In truth, Islam's actual meaning is submission and not peace, or to use Ms. Armstrong's own words, "the perfect surrender (in Arabic the word for ‘surrender' is islam) that every human being should make to the divine." And it was to achieve this goal and subordinate the Arabian peninsula to his rule that Muhammad fought almost incessantly for the last 10 years of his life, having fled from his hometown of Mecca to Medina in 622 to become a political and military leader rather than a private preacher: not to bring peace to a war-torn country, let alone to eliminate "greed, injustice, and arrogance."
In contrast to Ms. Armstrong's depiction of jihad as a benign struggle for self-improvement, the Qur'anic revelations during Muhammad's Medina years abound with verses extolling the virtues of fighting "in the path of Allah," as do the countless sayings and traditions (hadith) attributed to the prophet. As he told his followers in his farewell address: "I was ordered to fight all men until they say ‘There is no god but Allah.'" Had it not been for his sudden death, Muhammad probably would have expanded his control well beyond the peninsula.
Ms. Armstrong goes out of her way to whitewash Muhammad's extermination of the Jewish presence in Medina, especially the beheading of the entire 600 to 800 male population of the Qurayzah tribe. "[T]he Qurayzah were not killed on religious or racial ground," she claims, adding that "Muhammad had no ideological quarrel with the Jewish people." This is of course a travesty of the truth. Muhammad might have had no ideological quarrel with "the Jewish people," but he was seething with anger at the Medina Jews, who had not only spurned his attempts to woo them into his incipient religion (for example, by adopting a number of religious Jewish practices and rituals) but had also become his fiercest critics. Reflecting this outrage, both the Qur'an and later biographical traditions of the prophet abound with negative depictions of Jews. In these works they are portrayed as a deceitful, evil, and treacherous people who in their insatiable urge for domination would readily betray an ally and swindle a non-Jew.
Ms. Armstrong glibly claims that "Later in the Islamic empires, Jews would enjoy full religious liberty and anti-Semitism would not become a Muslim vice until the Arab/Israeli conflict became acute in the mid-twentieth century." For one thing, such ahistorical analysis ignores the deep anti-Jewish bigotry dating to Islam's earliest days, which made it highly receptive to the worst precepts of Christian anti-Semitism, such as the "blood libel." For another thing, Armstrong overlooks Islam's pervasive mistreatment of its non-Muslim subjects, or Dhimmis as they are commonly known, who have been allowed to practice their religions in return for a distinctly inferior legal and institutional status, rife with social indignities and at times open persecution.

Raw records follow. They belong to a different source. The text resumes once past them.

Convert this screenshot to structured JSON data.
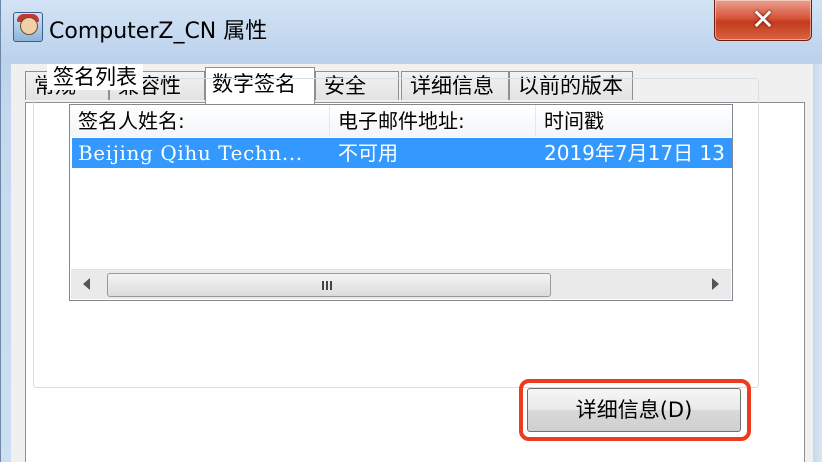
{
  "window": {
    "title": "ComputerZ_CN 属性",
    "close_symbol": "✕"
  },
  "tabs": [
    {
      "label": "常规",
      "active": false
    },
    {
      "label": "兼容性",
      "active": false
    },
    {
      "label": "数字签名",
      "active": true
    },
    {
      "label": "安全",
      "active": false
    },
    {
      "label": "详细信息",
      "active": false
    },
    {
      "label": "以前的版本",
      "active": false
    }
  ],
  "signature_group": {
    "title": "签名列表",
    "columns": [
      "签名人姓名:",
      "电子邮件地址:",
      "时间戳"
    ],
    "rows": [
      {
        "signer": "Beijing Qihu Techn...",
        "email": "不可用",
        "timestamp": "2019年7月17日 13",
        "selected": true
      }
    ]
  },
  "buttons": {
    "details_label": "详细信息(D)"
  },
  "colors": {
    "selection": "#3399ff",
    "highlight_box": "#ee3a1e",
    "close_button": "#c43b1f"
  }
}
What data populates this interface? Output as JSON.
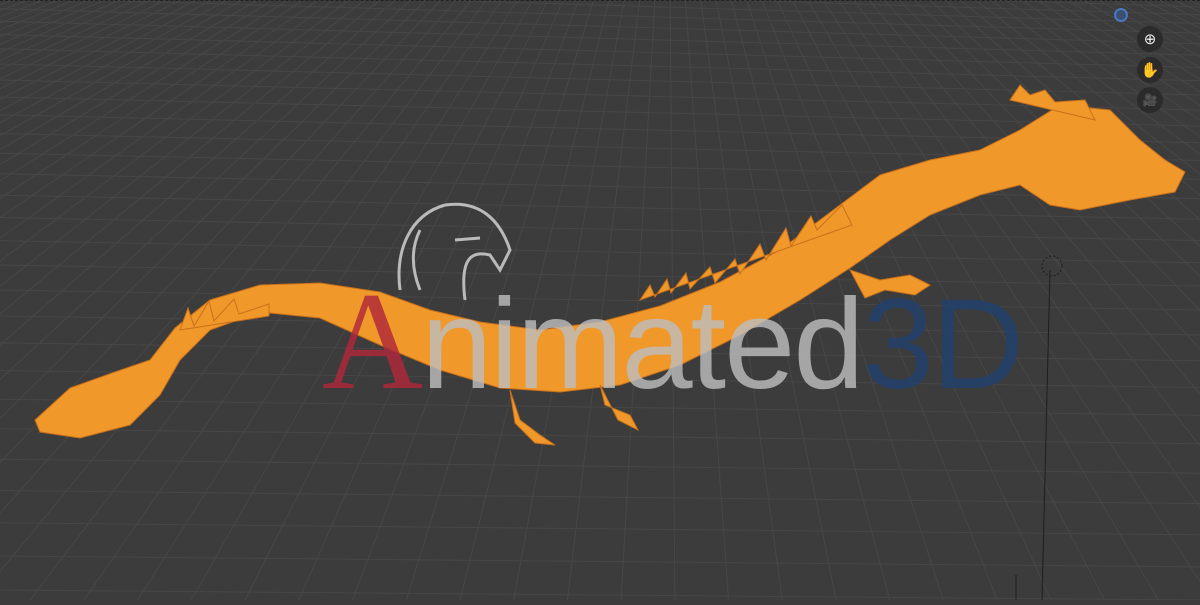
{
  "viewport": {
    "background": "#3c3c3c",
    "object_color": "#f09a28"
  },
  "navigation": {
    "axis_indicator": "view-axis-dot",
    "buttons": [
      {
        "name": "zoom",
        "icon": "zoom-in-icon",
        "glyph": "⊕"
      },
      {
        "name": "pan",
        "icon": "hand-icon",
        "glyph": "✋"
      },
      {
        "name": "camera",
        "icon": "camera-icon",
        "glyph": "🎥"
      }
    ]
  },
  "watermark": {
    "part1": "A",
    "part2": "nimated",
    "part3": "3D"
  }
}
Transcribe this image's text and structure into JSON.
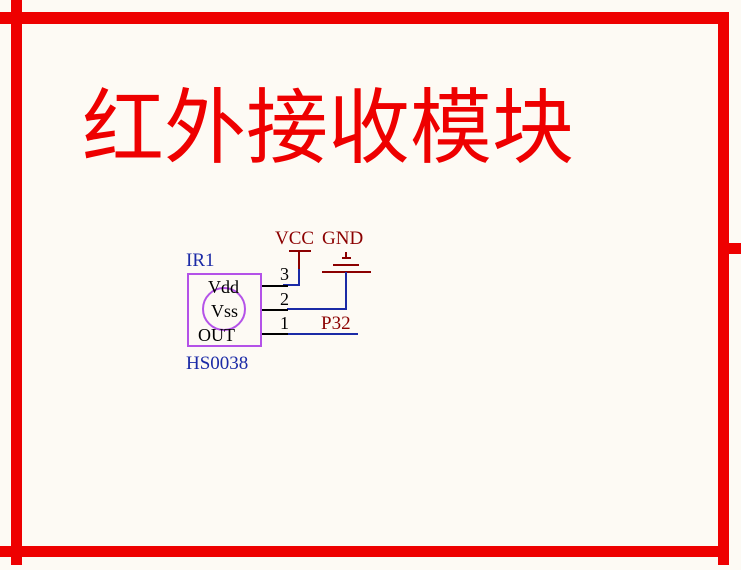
{
  "sheet": {
    "title": "红外接收模块",
    "border_color": "#ee0000",
    "background": "#fdfaf4"
  },
  "component": {
    "designator": "IR1",
    "part_number": "HS0038",
    "body_color": "#b452e8",
    "pin_labels": {
      "vdd": "Vdd",
      "vss": "Vss",
      "out": "OUT"
    },
    "pin_numbers": {
      "vdd": "3",
      "vss": "2",
      "out": "1"
    }
  },
  "power": {
    "vcc_label": "VCC",
    "gnd_label": "GND",
    "color": "#8b0000"
  },
  "nets": {
    "out_net_label": "P32",
    "wire_color": "#1b2aa6"
  }
}
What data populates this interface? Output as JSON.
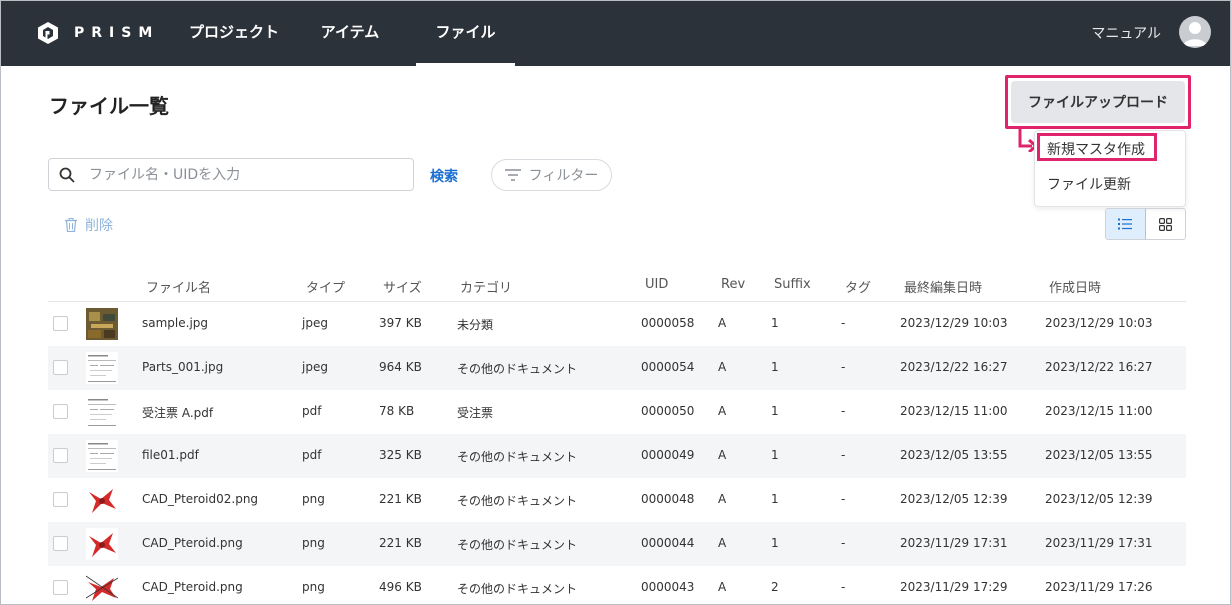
{
  "header": {
    "logo_text": "PRISM",
    "nav": [
      {
        "label": "プロジェクト"
      },
      {
        "label": "アイテム"
      },
      {
        "label": "ファイル"
      }
    ],
    "user_label": "マニュアル"
  },
  "page": {
    "title": "ファイル一覧",
    "upload_button": "ファイルアップロード",
    "dropdown": [
      "新規マスタ作成",
      "ファイル更新"
    ],
    "search_placeholder": "ファイル名・UIDを入力",
    "search_button": "検索",
    "filter_button": "フィルター",
    "delete_button": "削除"
  },
  "colors": {
    "header_bg": "#2c323a",
    "highlight": "#e0246b",
    "link": "#1a6fd1"
  },
  "table": {
    "columns": [
      "ファイル名",
      "タイプ",
      "サイズ",
      "カテゴリ",
      "UID",
      "Rev",
      "Suffix",
      "タグ",
      "最終編集日時",
      "作成日時"
    ],
    "rows": [
      {
        "name": "sample.jpg",
        "type": "jpeg",
        "size": "397 KB",
        "category": "未分類",
        "uid": "0000058",
        "rev": "A",
        "suffix": "1",
        "tag": "-",
        "edited": "2023/12/29 10:03",
        "created": "2023/12/29 10:03",
        "thumb": "photo"
      },
      {
        "name": "Parts_001.jpg",
        "type": "jpeg",
        "size": "964 KB",
        "category": "その他のドキュメント",
        "uid": "0000054",
        "rev": "A",
        "suffix": "1",
        "tag": "-",
        "edited": "2023/12/22 16:27",
        "created": "2023/12/22 16:27",
        "thumb": "doc"
      },
      {
        "name": "受注票 A.pdf",
        "type": "pdf",
        "size": "78 KB",
        "category": "受注票",
        "uid": "0000050",
        "rev": "A",
        "suffix": "1",
        "tag": "-",
        "edited": "2023/12/15 11:00",
        "created": "2023/12/15 11:00",
        "thumb": "doc"
      },
      {
        "name": "file01.pdf",
        "type": "pdf",
        "size": "325 KB",
        "category": "その他のドキュメント",
        "uid": "0000049",
        "rev": "A",
        "suffix": "1",
        "tag": "-",
        "edited": "2023/12/05 13:55",
        "created": "2023/12/05 13:55",
        "thumb": "doc"
      },
      {
        "name": "CAD_Pteroid02.png",
        "type": "png",
        "size": "221 KB",
        "category": "その他のドキュメント",
        "uid": "0000048",
        "rev": "A",
        "suffix": "1",
        "tag": "-",
        "edited": "2023/12/05 12:39",
        "created": "2023/12/05 12:39",
        "thumb": "red"
      },
      {
        "name": "CAD_Pteroid.png",
        "type": "png",
        "size": "221 KB",
        "category": "その他のドキュメント",
        "uid": "0000044",
        "rev": "A",
        "suffix": "1",
        "tag": "-",
        "edited": "2023/11/29 17:31",
        "created": "2023/11/29 17:31",
        "thumb": "red"
      },
      {
        "name": "CAD_Pteroid.png",
        "type": "png",
        "size": "496 KB",
        "category": "その他のドキュメント",
        "uid": "0000043",
        "rev": "A",
        "suffix": "2",
        "tag": "-",
        "edited": "2023/11/29 17:29",
        "created": "2023/11/29 17:26",
        "thumb": "redline"
      }
    ]
  }
}
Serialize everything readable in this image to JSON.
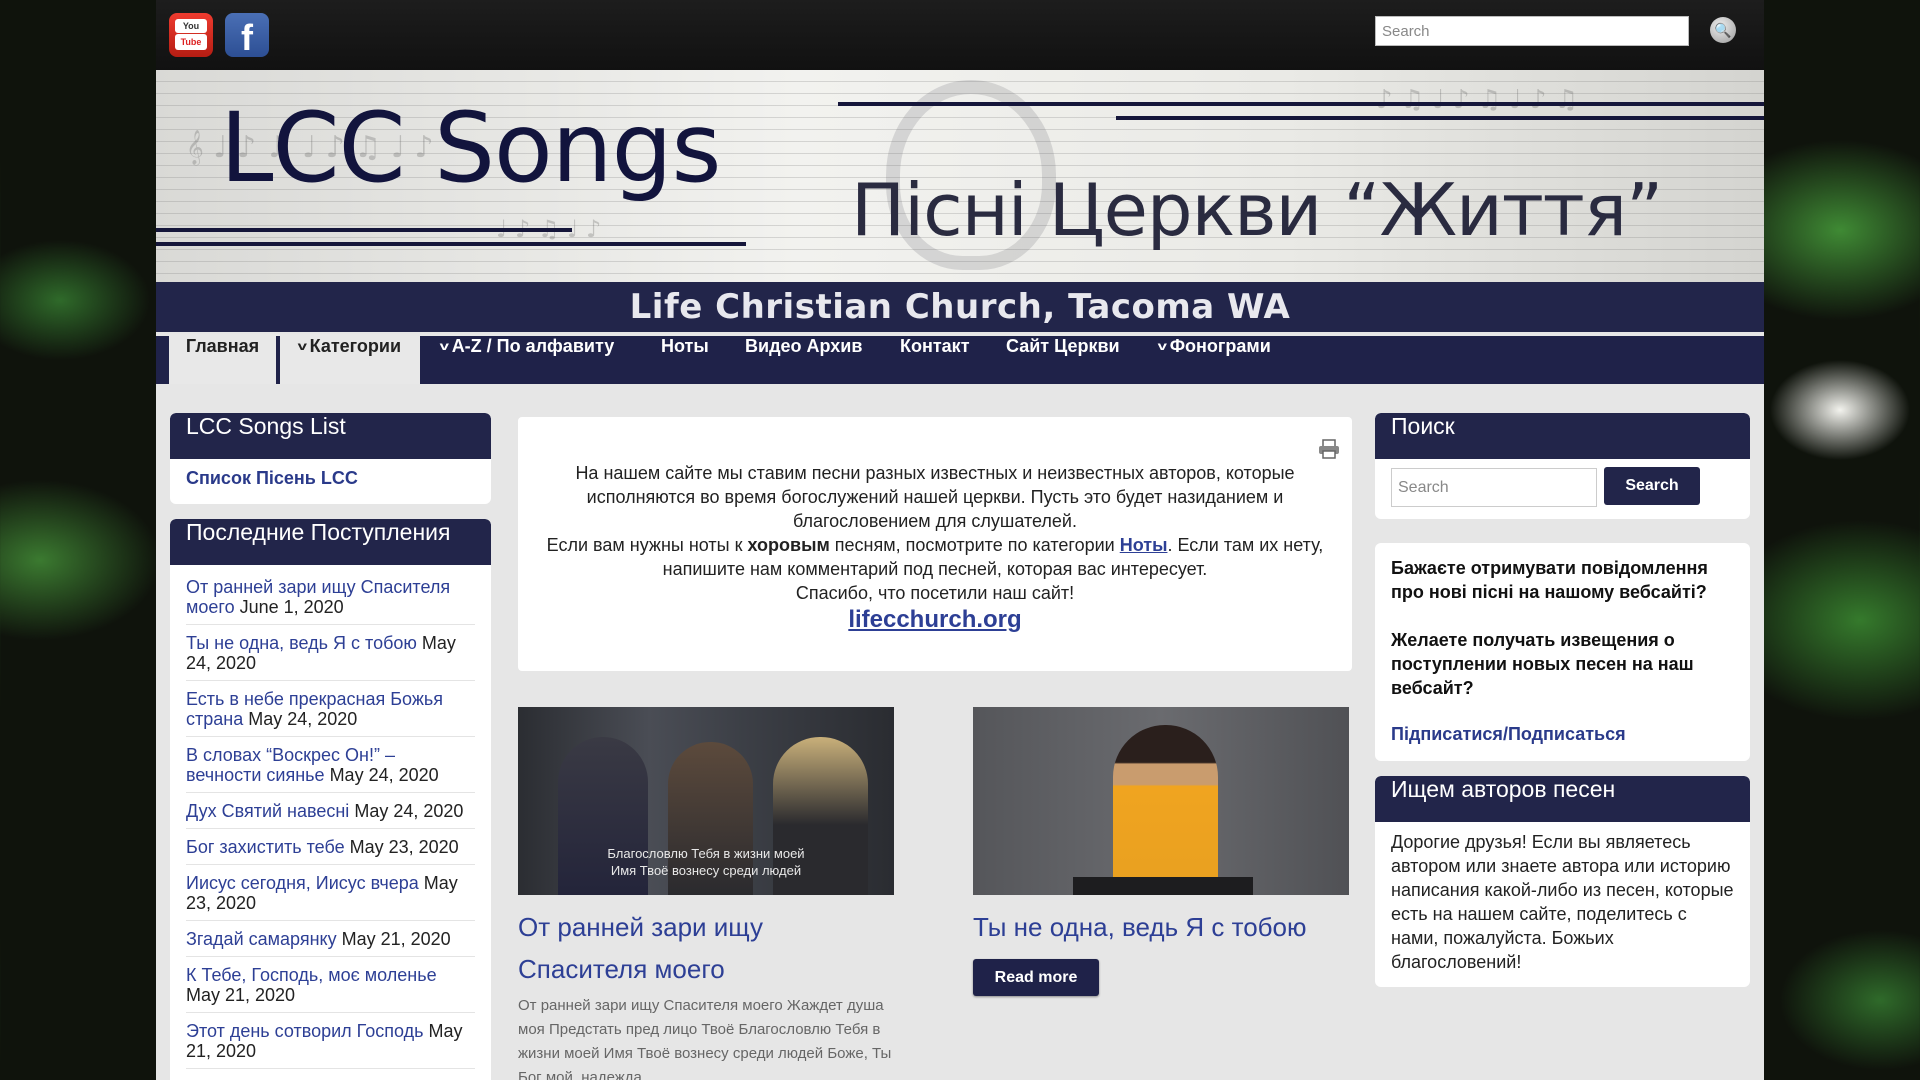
{
  "topbar": {
    "youtube_top": "You",
    "youtube_bottom": "Tube",
    "facebook": "f",
    "search_placeholder": "Search",
    "search_icon": "🔍"
  },
  "banner": {
    "site_title": "LCC Songs",
    "subtitle_ua": "Пісні Церкви “Життя”",
    "church_name": "Life Christian Church, Tacoma WA"
  },
  "nav": {
    "items": [
      {
        "label": "Главная",
        "dropdown": false
      },
      {
        "label": "Категории",
        "dropdown": true
      },
      {
        "label": "A-Z / По алфавиту",
        "dropdown": true
      },
      {
        "label": "Ноты",
        "dropdown": false
      },
      {
        "label": "Видео Архив",
        "dropdown": false
      },
      {
        "label": "Контакт",
        "dropdown": false
      },
      {
        "label": "Сайт Церкви",
        "dropdown": false
      },
      {
        "label": "Фонограми",
        "dropdown": true
      }
    ],
    "chevron": "v"
  },
  "left": {
    "songs_list": {
      "title": "LCC Songs List",
      "link": "Список Пісень LCC"
    },
    "recent": {
      "title": "Последние Поступления",
      "items": [
        {
          "title": "От ранней зари ищу Спасителя моего",
          "date": "June 1, 2020"
        },
        {
          "title": "Ты не одна, ведь Я с тобою",
          "date": "May 24, 2020"
        },
        {
          "title": "Есть в небе прекрасная Божья страна",
          "date": "May 24, 2020"
        },
        {
          "title": "В словах “Воскрес Он!” – вечности сиянье",
          "date": "May 24, 2020"
        },
        {
          "title": "Дух Святий навесні",
          "date": "May 24, 2020"
        },
        {
          "title": "Бог захистить тебе",
          "date": "May 23, 2020"
        },
        {
          "title": "Иисус сегодня, Иисус вчера",
          "date": "May 23, 2020"
        },
        {
          "title": "Згадай самарянку",
          "date": "May 21, 2020"
        },
        {
          "title": "К Тебе, Господь, моє моленье",
          "date": "May 21, 2020"
        },
        {
          "title": "Этот день сотворил Господь",
          "date": "May 21, 2020"
        }
      ]
    }
  },
  "intro": {
    "p1": "На нашем сайте мы ставим песни разных известных и неизвестных авторов, которые исполняются во время богослужений нашей церкви. Пусть это будет назиданием и благословением для слушателей.",
    "p2_a": "Если вам нужны ноты к ",
    "p2_bold": "хоровым",
    "p2_b": " песням, посмотрите по категории ",
    "p2_link": "Ноты",
    "p2_c": ". Если там их нету, напишите нам комментарий под песней, которая вас интересует.",
    "p3": "Спасибо, что посетили наш  сайт!",
    "site_link": "lifecchurch.org"
  },
  "posts": [
    {
      "title": "От ранней зари ищу Спасителя моего",
      "caption_line1": "Благословлю Тебя в жизни моей",
      "caption_line2": "Имя Твоё вознесу среди людей",
      "excerpt": "От ранней зари ищу Спасителя моего Жаждет душа моя Предстать пред лицо Твоё Благословлю Тебя в жизни моей Имя Твоё вознесу среди людей Боже, Ты Бог мой, надежда"
    },
    {
      "title": "Ты не одна, ведь Я с тобою",
      "read_more": "Read more"
    }
  ],
  "right": {
    "search": {
      "title": "Поиск",
      "placeholder": "Search",
      "button": "Search"
    },
    "subscribe": {
      "text_ua": "Бажаєте отримувати повідомлення про нові пісні на нашому вебсайті?",
      "text_ru": "Желаете получать извещения о поступлении новых песен на наш вебсайт?",
      "link": "Підписатися/Подписаться"
    },
    "authors": {
      "title": "Ищем авторов песен",
      "text": "Дорогие друзья! Если вы являетесь автором или знаете автора или историю написания какой-либо из песен, которые есть на нашем сайте, поделитесь с нами, пожалуйста. Божьих благословений!"
    }
  }
}
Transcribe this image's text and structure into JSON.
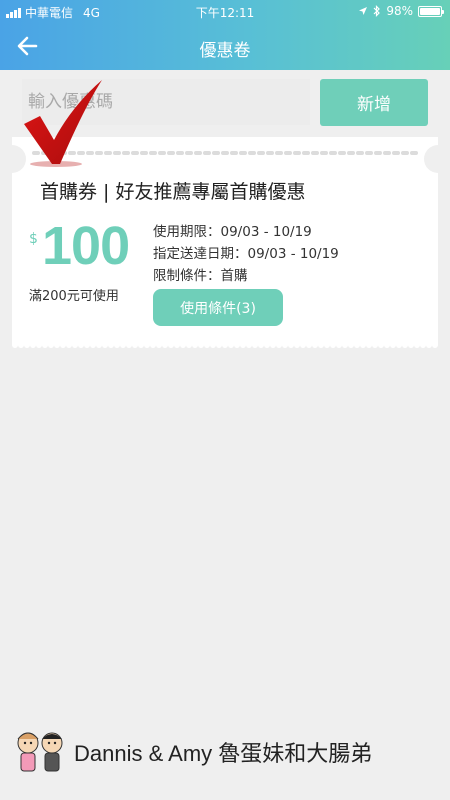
{
  "status_bar": {
    "carrier": "中華電信",
    "network": "4G",
    "time": "下午12:11",
    "battery": "98%",
    "battery_level": 0.98
  },
  "nav": {
    "title": "優惠卷",
    "back_icon": "arrow-left-icon"
  },
  "code_entry": {
    "placeholder": "輸入優惠碼",
    "add_label": "新增"
  },
  "coupon": {
    "title": "首購券 | 好友推薦專屬首購優惠",
    "currency": "$",
    "amount": "100",
    "min_spend": "滿200元可使用",
    "validity": "使用期限：09/03 - 10/19",
    "delivery_dates": "指定送達日期：09/03 - 10/19",
    "restriction": "限制條件：首購",
    "conditions_button": "使用條件(3)",
    "accent_color": "#6fcfb9"
  },
  "watermark": {
    "text": "Dannis & Amy 魯蛋妹和大腸弟"
  }
}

"If we are to avoid catastrophe, the Muslim and Western worlds must learn not merely to tolerate but to appreciate one another," Ms. Armstrong emphatically concludes her book. I couldn't agree more. Provided of course this is done in good faith and without rewriting the historical truth, let alone violently suppressing critical minds and dissenting voices.
Mr. Karsh is head of Mediterranean Studies at King's College, University of London, and author most recently of "Islamic Imperialism: A History," available from Yale University Press.